Compare Egypt travel insurance
Compare Egypt travel insurance
Offering plenty of sunshine, beautiful beaches and awe-inspiring ancient sites, Egypt attracts around 319,000 British visitors every year.
If you’re planning a trip to the land of the pharaohs, you should consider travel insurance to cover your holiday, flights and medical treatment.
Do I need travel insurance for Egypt?
There’s no reciprocal health agreement between Egypt and the UK, so even though it’s not compulsory, it’s highly advisable to take out travel insurance to cover the costs of any medical treatment you may need.
It’s not uncommon for visitors to experience stomach upsets or heat stroke, and local medical care isn’t cheap.
Medical facilities outside Cairo and other major cities can be pretty basic, but private treatment can cost a fortune and without the right travel cover your dream holiday could end up leaving you seriously out of pocket.
Travel insurance can cover emergency treatment and pharmacy costs as well as getting you back home, so for extra peace of mind, make sure all of these are included in your policy.
How much is travel insurance for Egypt?
If you’re travelling to Egypt, worldwide travel insurance could cost from £10** for a week, based on Compare the Market data in September 2019.
**50% of people could achieve a quote of £9.95 for worldwide travel insurance for 1 week based on Compare the Market data in September 2019
What will travel insurance cover?
A standard travel insurance policy for Egypt will include cover for:
- Medical treatment – should you become ill or have an accident, the right policy will ensure you’re covered.
- Flight cancellations and delays – most standard policies should cover you for flight problems, but it’s best to check out the T&Cs of your policy in case incidents such as missed connections aren’t covered.
- Damage, loss and theft of luggage – standard travel insurance usually covers replacement costs for your luggage and its contents.
- Holiday cancellation - make sure you read the T&Cs for holiday cancellations carefully, as different insurance providers vary on what they cover, depending on the reason for the cancellation.
Some travel insurance policies classify Egypt as ‘Europe’ while others classify it as ‘worldwide’, so make sure the policy you choose covers your visit to the country.
What else should I consider when choosing my travel insurance for Egypt?

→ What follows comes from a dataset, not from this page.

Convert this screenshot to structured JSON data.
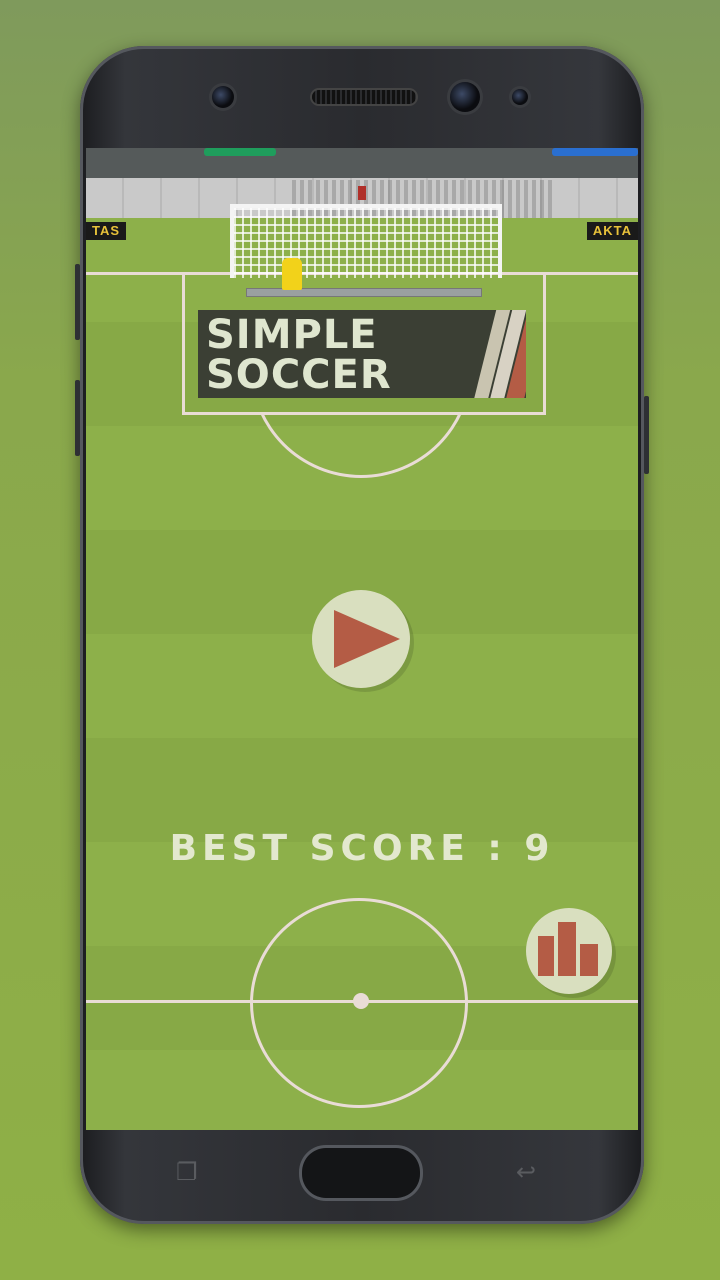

Consider what activities you plan to do in Egypt, and whether they should be included in your policy.
You may want to:
- Take a cruise along the Nile. Standard travel insurance may not cover you for cruising in the Middle East, so it’s worth adding cruise cover if sailing along the Nile is part of your itinerary.
- Try an adventure sport. Egypt is a popular destination for adrenaline junkies who want to do more than just sight-seeing or lying on the beach.
- Adventure travel insurance can cover you for more extreme activities such as bungee jumping, desert biking, diving and kite surfing.
Do I need a visa for Egypt?
British passport holders usually need a visa for Egypt.
You can buy a visa (around US $25) from authorised kiosks in the airport arrival halls before you go through immigration and passport control.
If you’re travelling to resorts in Sharm el Sheikh, Dahab, Nuweiba and Taba, you’ll receive a free permission stamp on arrival. The stamp is valid for 15 days. If you’re staying for longer, you’ll need a visa.
Any other tips for travelling to Egypt?
- Vaccines: It’s recommended that you have a Hepatitis A vaccine (usually free on the NHS) before travelling to Egypt. You can get Hepatitis A from contaminated food and water, so make sure you drink bottled, not tap water, as an extra precaution. Vaccinations against hepatitis B, rabies, typhoid, and a tetanus booster are also advised. It’s a good idea to visit your doctor around eight weeks before your trip to check what vaccines and health precautions they advise.
- Currency: The official currency is the Egyptian pound (£E), although many hotels and tour operators readily accept US dollars and Euros. ATMs can be found in the main tourist areas, and most hotels and restaurants accept the major credit cards. Nobody usually bothers with travellers’ cheques any more as most places won’t cash or accept them.
- Tipping: As a tourist you’ll be expected to tip hotel staff, restaurant waiters/waitresses and even tour guides. It’s not customary to tip taxi drivers though.
Here are some ballpark figures to give you an idea of how much you should tip:
- Hotel porters, housekeepers and waiting staff – between £3-10
- Restaurant waiting staff – around 10% of the bill
- Spas – between 10-15%
- Tour Guides – full day, £50; half day, £25
- Resort hairdresser – 10-15%
Where can I compare travel insurance quotes for Egypt?
Once you decide which type of travel insurance best suits your needs, we can help you compare policies for your trip to Egypt and find a price you’re happy with.
Compare travel insurance costs today. Get a quote in minutes and start planning your perfect Egyptian holiday.